(Data about app and page elements)
● ● ● ● ● ● ●

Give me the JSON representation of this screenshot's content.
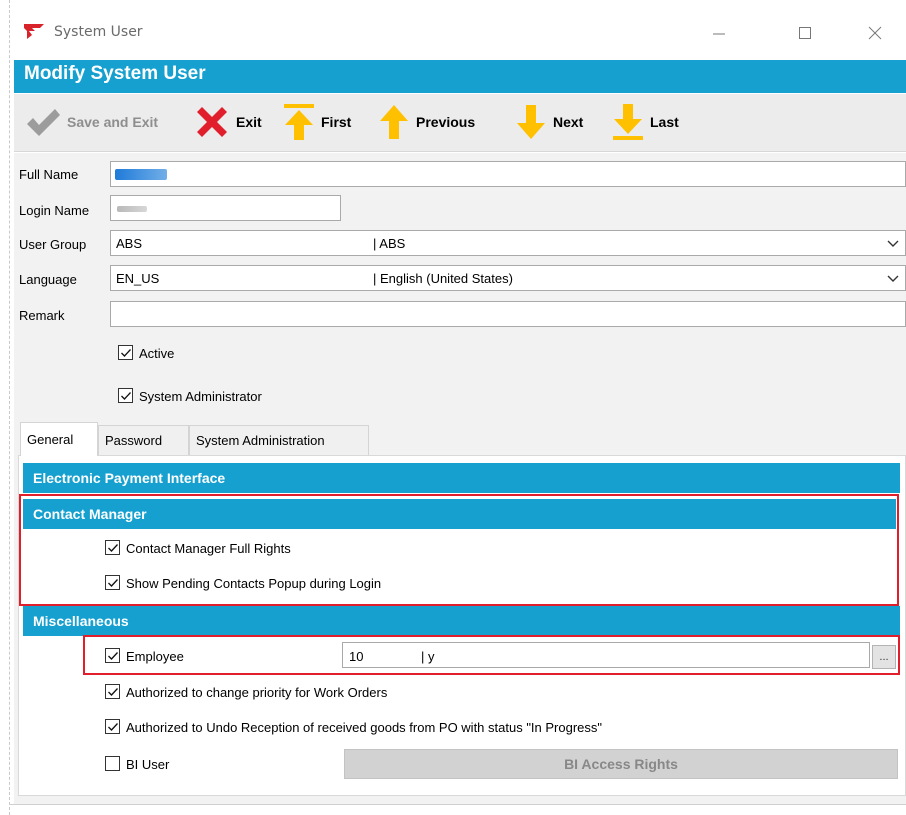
{
  "window": {
    "title": "System User",
    "minimize_icon": "minimize-icon",
    "maximize_icon": "maximize-icon",
    "close_icon": "close-icon"
  },
  "header": {
    "title": "Modify System User"
  },
  "toolbar": {
    "save_exit": "Save and Exit",
    "exit": "Exit",
    "first": "First",
    "previous": "Previous",
    "next": "Next",
    "last": "Last"
  },
  "form": {
    "full_name_label": "Full Name",
    "login_name_label": "Login Name",
    "user_group_label": "User Group",
    "user_group_code": "ABS",
    "user_group_desc": "| ABS",
    "language_label": "Language",
    "language_code": "EN_US",
    "language_desc": "| English (United States)",
    "remark_label": "Remark",
    "remark_value": "",
    "active_label": "Active",
    "active_checked": true,
    "sysadmin_label": "System Administrator",
    "sysadmin_checked": true
  },
  "tabs": [
    {
      "label": "General",
      "active": true
    },
    {
      "label": "Password",
      "active": false
    },
    {
      "label": "System Administration",
      "active": false
    }
  ],
  "sections": {
    "epi": "Electronic Payment Interface",
    "contact_manager": "Contact Manager",
    "miscellaneous": "Miscellaneous"
  },
  "contact_manager": {
    "full_rights_label": "Contact Manager Full Rights",
    "pending_popup_label": "Show Pending Contacts Popup during Login"
  },
  "misc": {
    "employee_label": "Employee",
    "employee_code": "10",
    "employee_desc": "| y",
    "ellipsis": "...",
    "wo_priority_label": "Authorized to change priority for Work Orders",
    "undo_reception_label": "Authorized to Undo Reception of received goods from PO with status \"In Progress\"",
    "bi_user_label": "BI User",
    "bi_access_button": "BI Access Rights"
  },
  "colors": {
    "accent": "#15a0cf",
    "highlight_border": "#e01e2c",
    "arrow": "#ffc000",
    "exit_x": "#e01e2c"
  }
}
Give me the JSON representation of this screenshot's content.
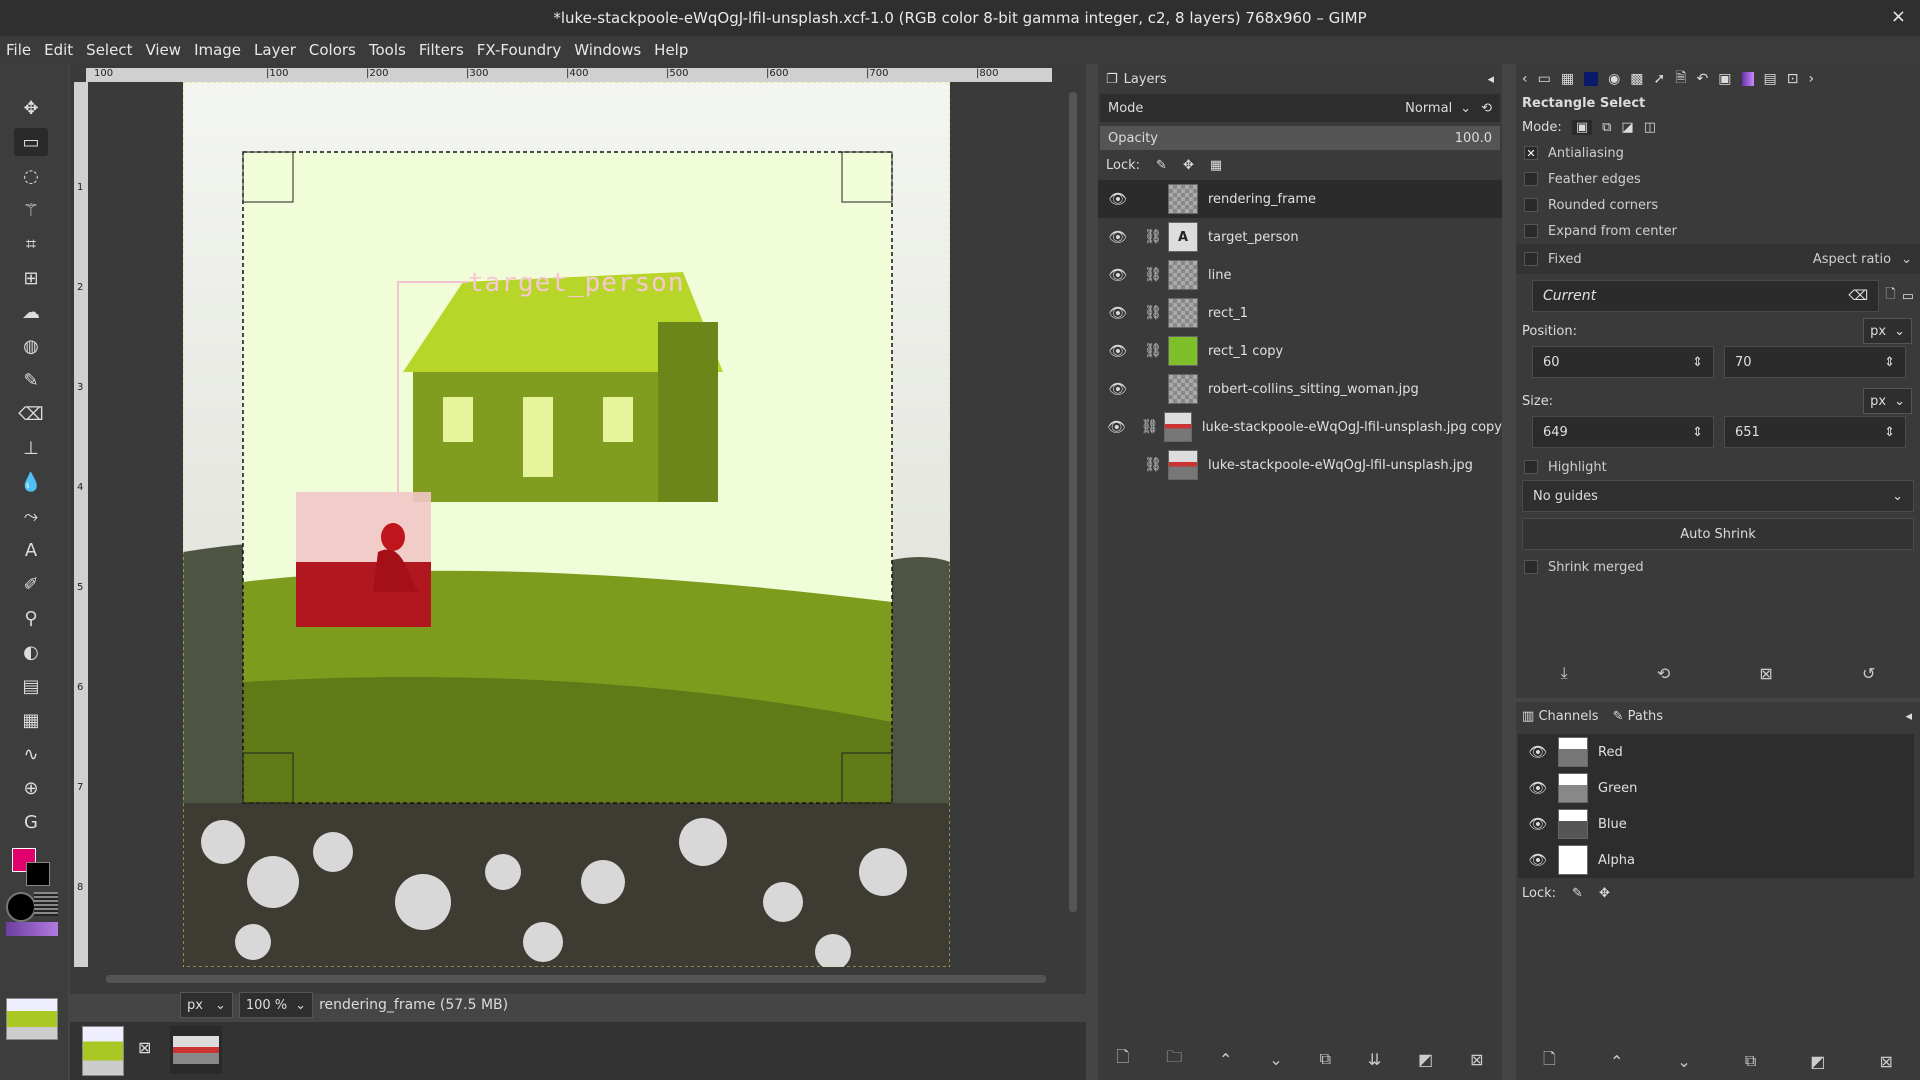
{
  "window": {
    "title": "*luke-stackpoole-eWqOgJ-lfiI-unsplash.xcf-1.0 (RGB color 8-bit gamma integer, c2, 8 layers) 768x960 – GIMP",
    "close": "×"
  },
  "menu": [
    "File",
    "Edit",
    "Select",
    "View",
    "Image",
    "Layer",
    "Colors",
    "Tools",
    "Filters",
    "FX-Foundry",
    "Windows",
    "Help"
  ],
  "toolbox": {
    "tools": [
      "move-icon",
      "rect-select-icon",
      "lasso-icon",
      "fuzzy-select-icon",
      "crop-icon",
      "transform-icon",
      "warp-icon",
      "bucket-fill-icon",
      "paintbrush-icon",
      "eraser-icon",
      "clone-icon",
      "smudge-icon",
      "path-icon",
      "text-icon",
      "color-picker-icon",
      "zoom-icon",
      "dodge-icon",
      "levels-icon",
      "curves-icon",
      "histogram-icon",
      "measure-icon",
      "gmic-icon"
    ],
    "fg_color": "#e0006e",
    "bg_color": "#000000"
  },
  "ruler": {
    "top_ticks": [
      "100",
      "|100",
      "|200",
      "|300",
      "|400",
      "|500",
      "|600",
      "|700",
      "|800"
    ],
    "left_ticks": [
      "1",
      "2",
      "3",
      "4",
      "5",
      "6",
      "7",
      "8"
    ]
  },
  "canvas": {
    "label": "target_person",
    "house_color": "#a9c823"
  },
  "status": {
    "unit": "px",
    "zoom": "100 %",
    "info": "rendering_frame (57.5 MB)"
  },
  "layers": {
    "tab": "Layers",
    "mode_label": "Mode",
    "mode_value": "Normal",
    "opacity_label": "Opacity",
    "opacity_value": "100.0",
    "lock_label": "Lock:",
    "items": [
      {
        "name": "rendering_frame",
        "chain": false,
        "visible": true
      },
      {
        "name": "target_person",
        "chain": true,
        "visible": true
      },
      {
        "name": "line",
        "chain": true,
        "visible": true
      },
      {
        "name": "rect_1",
        "chain": true,
        "visible": true
      },
      {
        "name": "rect_1 copy",
        "chain": true,
        "visible": true
      },
      {
        "name": "robert-collins_sitting_woman.jpg",
        "chain": false,
        "visible": true
      },
      {
        "name": "luke-stackpoole-eWqOgJ-lfiI-unsplash.jpg copy",
        "chain": true,
        "visible": true
      },
      {
        "name": "luke-stackpoole-eWqOgJ-lfiI-unsplash.jpg",
        "chain": true,
        "visible": false
      }
    ]
  },
  "tool_options": {
    "title": "Rectangle Select",
    "mode_label": "Mode:",
    "antialiasing": "Antialiasing",
    "feather": "Feather edges",
    "rounded": "Rounded corners",
    "expand": "Expand from center",
    "fixed": "Fixed",
    "aspect": "Aspect ratio",
    "current": "Current",
    "position_label": "Position:",
    "pos_x": "60",
    "pos_y": "70",
    "size_label": "Size:",
    "size_w": "649",
    "size_h": "651",
    "unit": "px",
    "highlight": "Highlight",
    "guides": "No guides",
    "auto_shrink": "Auto Shrink",
    "shrink_merged": "Shrink merged"
  },
  "channels": {
    "tab_channels": "Channels",
    "tab_paths": "Paths",
    "items": [
      "Red",
      "Green",
      "Blue",
      "Alpha"
    ],
    "lock_label": "Lock:"
  }
}
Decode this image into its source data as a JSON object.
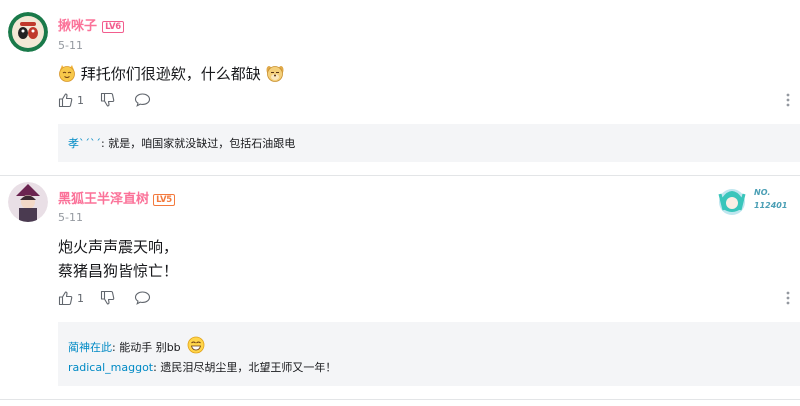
{
  "comments": [
    {
      "username": "揪咪子",
      "level": "LV6",
      "date": "5-11",
      "text_before": "拜托你们很逊欸，什么都缺",
      "emoji_icons": [
        "cat-smug-emoji-icon",
        "dog-smug-emoji-icon"
      ],
      "like_count": "1",
      "replies": [
        {
          "name": "孝ˋˊˋˊ",
          "text": ": 就是，咱国家就没缺过，包括石油跟电"
        }
      ]
    },
    {
      "username": "黑狐王半泽直树",
      "level": "LV5",
      "date": "5-11",
      "text_lines": [
        "炮火声声震天响，",
        "蔡猪昌狗皆惊亡！"
      ],
      "like_count": "1",
      "badge_text": [
        "NO.",
        "112401"
      ],
      "replies": [
        {
          "name": "蔺神在此",
          "text": ": 能动手 别bb"
        },
        {
          "name": "radical_maggot",
          "text": ": 遗民泪尽胡尘里，北望王师又一年！"
        }
      ]
    }
  ],
  "colors": {
    "username": "#fb7299",
    "reply_name": "#008ac5",
    "reply_bg": "#f4f5f7",
    "meta": "#9499a0"
  },
  "icons": [
    "like-icon",
    "dislike-icon",
    "reply-icon",
    "more-vertical-icon"
  ]
}
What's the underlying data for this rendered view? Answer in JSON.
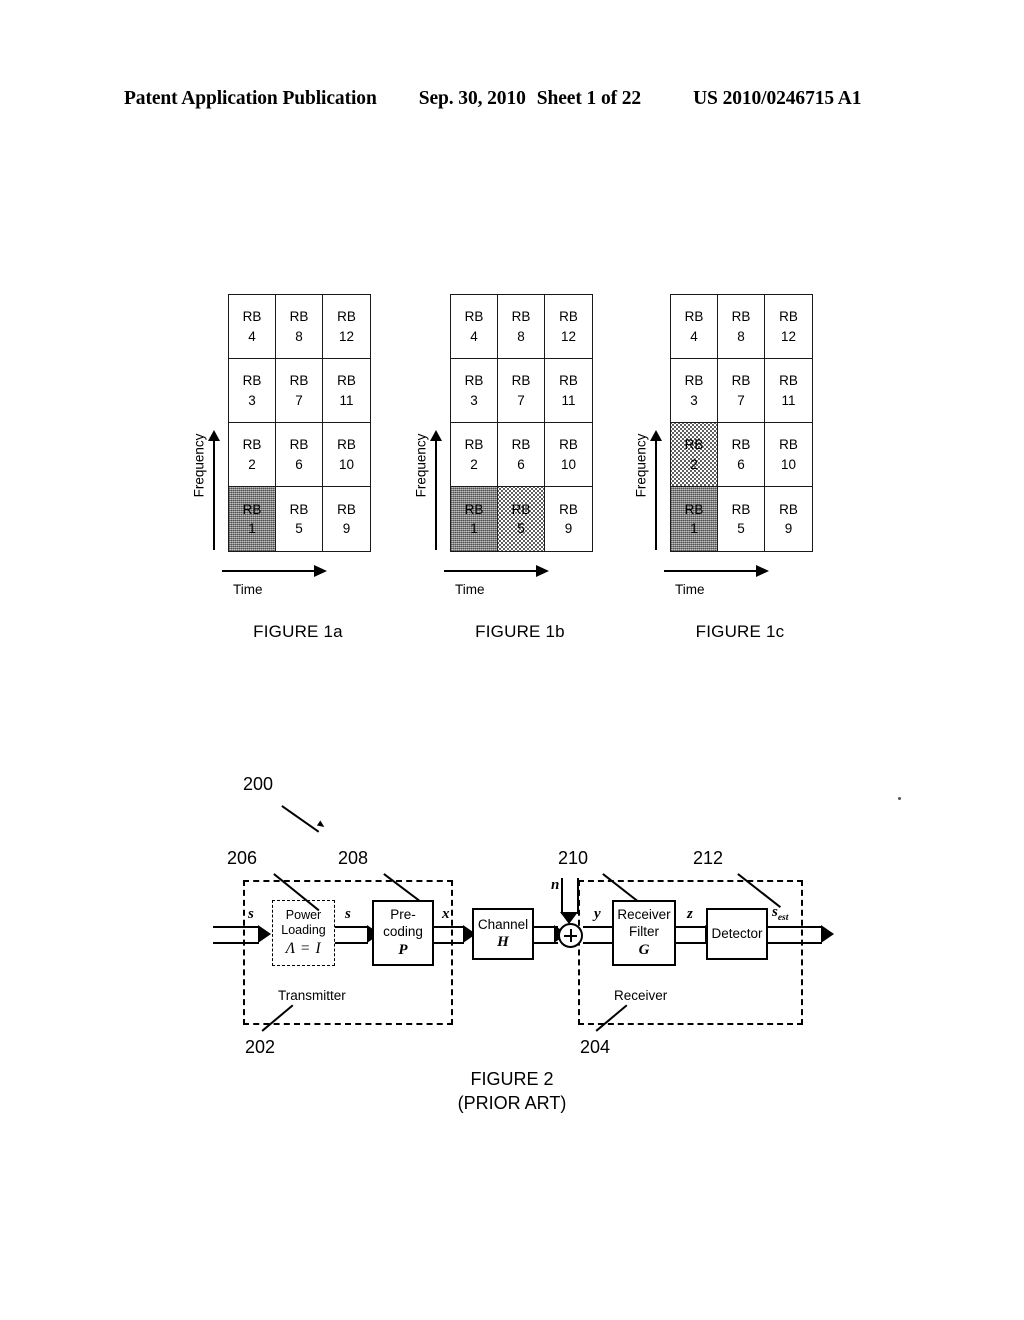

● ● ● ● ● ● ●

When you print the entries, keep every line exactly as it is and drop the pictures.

Response to this exercise:
Give me the JSON representation of this screenshot's content.
{
  "window": {
    "title": "System User",
    "minimize_icon": "minimize-icon",
    "maximize_icon": "maximize-icon",
    "close_icon": "close-icon"
  },
  "header": {
    "title": "Modify System User"
  },
  "toolbar": {
    "save_exit": "Save and Exit",
    "exit": "Exit",
    "first": "First",
    "previous": "Previous",
    "next": "Next",
    "last": "Last"
  },
  "form": {
    "full_name_label": "Full Name",
    "login_name_label": "Login Name",
    "user_group_label": "User Group",
    "user_group_code": "ABS",
    "user_group_desc": "| ABS",
    "language_label": "Language",
    "language_code": "EN_US",
    "language_desc": "| English (United States)",
    "remark_label": "Remark",
    "remark_value": "",
    "active_label": "Active",
    "active_checked": true,
    "sysadmin_label": "System Administrator",
    "sysadmin_checked": true
  },
  "tabs": [
    {
      "label": "General",
      "active": true
    },
    {
      "label": "Password",
      "active": false
    },
    {
      "label": "System Administration",
      "active": false
    }
  ],
  "sections": {
    "epi": "Electronic Payment Interface",
    "contact_manager": "Contact Manager",
    "miscellaneous": "Miscellaneous"
  },
  "contact_manager": {
    "full_rights_label": "Contact Manager Full Rights",
    "pending_popup_label": "Show Pending Contacts Popup during Login"
  },
  "misc": {
    "employee_label": "Employee",
    "employee_code": "10",
    "employee_desc": "| y",
    "ellipsis": "...",
    "wo_priority_label": "Authorized to change priority for Work Orders",
    "undo_reception_label": "Authorized to Undo Reception of received goods from PO with status \"In Progress\"",
    "bi_user_label": "BI User",
    "bi_access_button": "BI Access Rights"
  },
  "colors": {
    "accent": "#15a0cf",
    "highlight_border": "#e01e2c",
    "arrow": "#ffc000",
    "exit_x": "#e01e2c"
  }
}
Give me the JSON representation of this screenshot's content.
{
  "window": {
    "title": "*luke-stackpoole-eWqOgJ-lfiI-unsplash.xcf-1.0 (RGB color 8-bit gamma integer, c2, 8 layers) 768x960 – GIMP",
    "close": "×"
  },
  "menu": [
    "File",
    "Edit",
    "Select",
    "View",
    "Image",
    "Layer",
    "Colors",
    "Tools",
    "Filters",
    "FX-Foundry",
    "Windows",
    "Help"
  ],
  "toolbox": {
    "tools": [
      "move-icon",
      "rect-select-icon",
      "lasso-icon",
      "fuzzy-select-icon",
      "crop-icon",
      "transform-icon",
      "warp-icon",
      "bucket-fill-icon",
      "paintbrush-icon",
      "eraser-icon",
      "clone-icon",
      "smudge-icon",
      "path-icon",
      "text-icon",
      "color-picker-icon",
      "zoom-icon",
      "dodge-icon",
      "levels-icon",
      "curves-icon",
      "histogram-icon",
      "measure-icon",
      "gmic-icon"
    ],
    "fg_color": "#e0006e",
    "bg_color": "#000000"
  },
  "ruler": {
    "top_ticks": [
      "100",
      "|100",
      "|200",
      "|300",
      "|400",
      "|500",
      "|600",
      "|700",
      "|800"
    ],
    "left_ticks": [
      "1",
      "2",
      "3",
      "4",
      "5",
      "6",
      "7",
      "8"
    ]
  },
  "canvas": {
    "label": "target_person",
    "house_color": "#a9c823"
  },
  "status": {
    "unit": "px",
    "zoom": "100 %",
    "info": "rendering_frame (57.5 MB)"
  },
  "layers": {
    "tab": "Layers",
    "mode_label": "Mode",
    "mode_value": "Normal",
    "opacity_label": "Opacity",
    "opacity_value": "100.0",
    "lock_label": "Lock:",
    "items": [
      {
        "name": "rendering_frame",
        "chain": false,
        "visible": true
      },
      {
        "name": "target_person",
        "chain": true,
        "visible": true
      },
      {
        "name": "line",
        "chain": true,
        "visible": true
      },
      {
        "name": "rect_1",
        "chain": true,
        "visible": true
      },
      {
        "name": "rect_1 copy",
        "chain": true,
        "visible": true
      },
      {
        "name": "robert-collins_sitting_woman.jpg",
        "chain": false,
        "visible": true
      },
      {
        "name": "luke-stackpoole-eWqOgJ-lfiI-unsplash.jpg copy",
        "chain": true,
        "visible": true
      },
      {
        "name": "luke-stackpoole-eWqOgJ-lfiI-unsplash.jpg",
        "chain": true,
        "visible": false
      }
    ]
  },
  "tool_options": {
    "title": "Rectangle Select",
    "mode_label": "Mode:",
    "antialiasing": "Antialiasing",
    "feather": "Feather edges",
    "rounded": "Rounded corners",
    "expand": "Expand from center",
    "fixed": "Fixed",
    "aspect": "Aspect ratio",
    "current": "Current",
    "position_label": "Position:",
    "pos_x": "60",
    "pos_y": "70",
    "size_label": "Size:",
    "size_w": "649",
    "size_h": "651",
    "unit": "px",
    "highlight": "Highlight",
    "guides": "No guides",
    "auto_shrink": "Auto Shrink",
    "shrink_merged": "Shrink merged"
  },
  "channels": {
    "tab_channels": "Channels",
    "tab_paths": "Paths",
    "items": [
      "Red",
      "Green",
      "Blue",
      "Alpha"
    ],
    "lock_label": "Lock:"
  }
}
Decode this image into its source data as a JSON object.
{
  "comments": [
    {
      "username": "揪咪子",
      "level": "LV6",
      "date": "5-11",
      "text_before": "拜托你们很逊欸，什么都缺",
      "emoji_icons": [
        "cat-smug-emoji-icon",
        "dog-smug-emoji-icon"
      ],
      "like_count": "1",
      "replies": [
        {
          "name": "孝ˋˊˋˊ",
          "text": ": 就是，咱国家就没缺过，包括石油跟电"
        }
      ]
    },
    {
      "username": "黑狐王半泽直树",
      "level": "LV5",
      "date": "5-11",
      "text_lines": [
        "炮火声声震天响，",
        "蔡猪昌狗皆惊亡！"
      ],
      "like_count": "1",
      "badge_text": [
        "NO.",
        "112401"
      ],
      "replies": [
        {
          "name": "蔺神在此",
          "text": ": 能动手 别bb"
        },
        {
          "name": "radical_maggot",
          "text": ": 遗民泪尽胡尘里，北望王师又一年！"
        }
      ]
    }
  ],
  "colors": {
    "username": "#fb7299",
    "reply_name": "#008ac5",
    "reply_bg": "#f4f5f7",
    "meta": "#9499a0"
  },
  "icons": [
    "like-icon",
    "dislike-icon",
    "reply-icon",
    "more-vertical-icon"
  ]
}
What's the underlying data for this rendered view? Answer in JSON.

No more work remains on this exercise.